#### Available records:
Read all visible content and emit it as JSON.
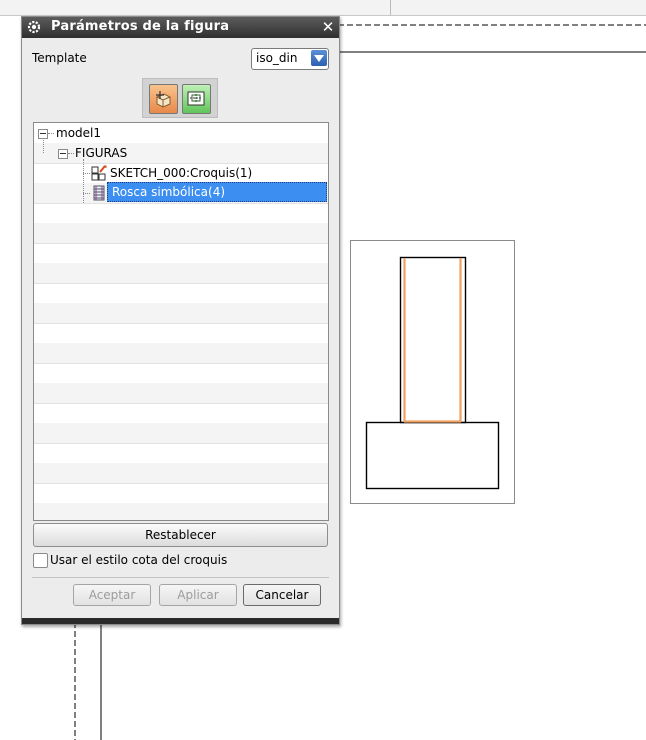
{
  "dialog": {
    "title": "Parámetros de la figura",
    "template_label": "Template",
    "template_value": "iso_din",
    "tree": {
      "root": "model1",
      "group": "FIGURAS",
      "items": [
        {
          "label": "SKETCH_000:Croquis(1)",
          "icon": "sketch-icon"
        },
        {
          "label": "Rosca simbólica(4)",
          "icon": "thread-icon",
          "selected": true
        }
      ]
    },
    "reset_label": "Restablecer",
    "checkbox_label": "Usar el estilo cota del croquis",
    "checkbox_checked": false,
    "buttons": {
      "accept": "Aceptar",
      "apply": "Aplicar",
      "cancel": "Cancelar"
    }
  },
  "colors": {
    "selection": "#3c8ff0",
    "thread_line": "#f0a060",
    "title_bar": "#3a3a3a"
  }
}
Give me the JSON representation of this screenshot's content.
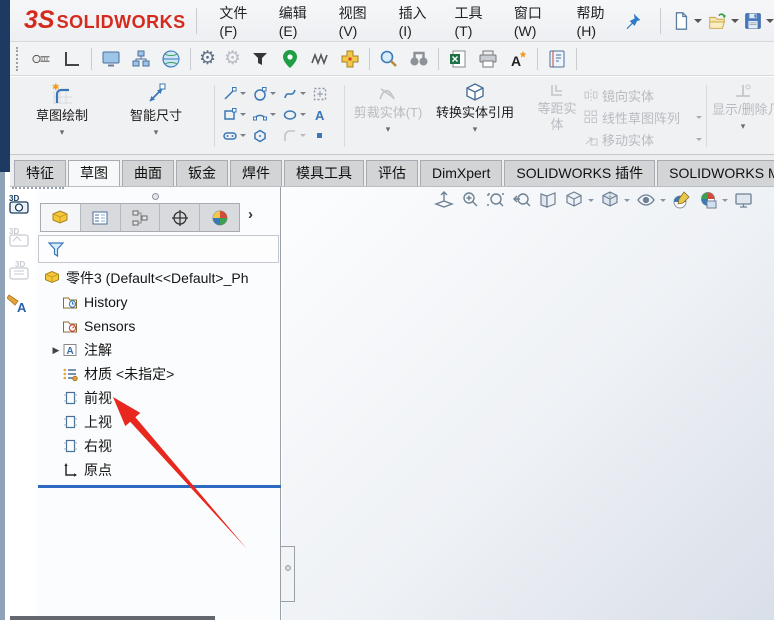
{
  "brand": {
    "mark": "3S",
    "name": "SOLIDWORKS"
  },
  "menubar": {
    "items": [
      "文件(F)",
      "编辑(E)",
      "视图(V)",
      "插入(I)",
      "工具(T)",
      "窗口(W)",
      "帮助(H)"
    ]
  },
  "quick_access": {
    "icons": [
      "pin",
      "new-document",
      "open-document",
      "save"
    ]
  },
  "toolbar_icons": [
    "screw",
    "angle",
    "monitor",
    "network",
    "globe",
    "gear",
    "gear-secondary",
    "funnel",
    "pin-marker",
    "spring",
    "pipe-fitting",
    "magnifier",
    "binoculars",
    "excel-export",
    "print",
    "new-note",
    "help-book"
  ],
  "ribbon": {
    "sketch_label": "草图绘制",
    "smart_dimension_label": "智能尺寸",
    "trim_label": "剪裁实体(T)",
    "convert_label": "转换实体引用",
    "offset_line1": "等距实",
    "offset_line2": "体",
    "mirror_label": "镜向实体",
    "linear_pattern_label": "线性草图阵列",
    "move_label": "移动实体",
    "display_delete_label": "显示/删除几何关"
  },
  "tabs": {
    "items": [
      "特征",
      "草图",
      "曲面",
      "钣金",
      "焊件",
      "模具工具",
      "评估",
      "DimXpert",
      "SOLIDWORKS 插件",
      "SOLIDWORKS MBD"
    ],
    "active_index": 1
  },
  "feature_tree": {
    "root_label": "零件3 (Default<<Default>_Ph",
    "items": [
      {
        "label": "History",
        "icon": "history-folder"
      },
      {
        "label": "Sensors",
        "icon": "sensors-folder"
      },
      {
        "label": "注解",
        "icon": "annotations-folder",
        "expandable": true
      },
      {
        "label": "材质 <未指定>",
        "icon": "material"
      },
      {
        "label": "前视",
        "icon": "plane"
      },
      {
        "label": "上视",
        "icon": "plane"
      },
      {
        "label": "右视",
        "icon": "plane"
      },
      {
        "label": "原点",
        "icon": "origin"
      }
    ]
  },
  "headsup_icons": [
    "zoom-to-fit",
    "zoom-in-out",
    "zoom-to-area",
    "previous-view",
    "section-view",
    "view-orientation",
    "display-style",
    "hide-show-items",
    "edit-appearance",
    "apply-scene",
    "view-settings"
  ],
  "side_toolbar_icons": [
    "3d-views",
    "3d-tool-disabled-1",
    "3d-tool-disabled-2",
    "annotation-paint"
  ],
  "panel_tab_icons": [
    "featuremanager-part",
    "propertymanager",
    "configurationmanager",
    "dimxpertmanager",
    "displaymanager"
  ],
  "colors": {
    "rollback_blue": "#2e6ac1",
    "arrow_red": "#e8281e",
    "logo_red": "#d52b1e",
    "titlebar_navy": "#1d3a63"
  }
}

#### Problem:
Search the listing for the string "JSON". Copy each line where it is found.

#### Finished exercise:
Read all visible content and emit it as JSON.
Give me the JSON representation of this screenshot's content.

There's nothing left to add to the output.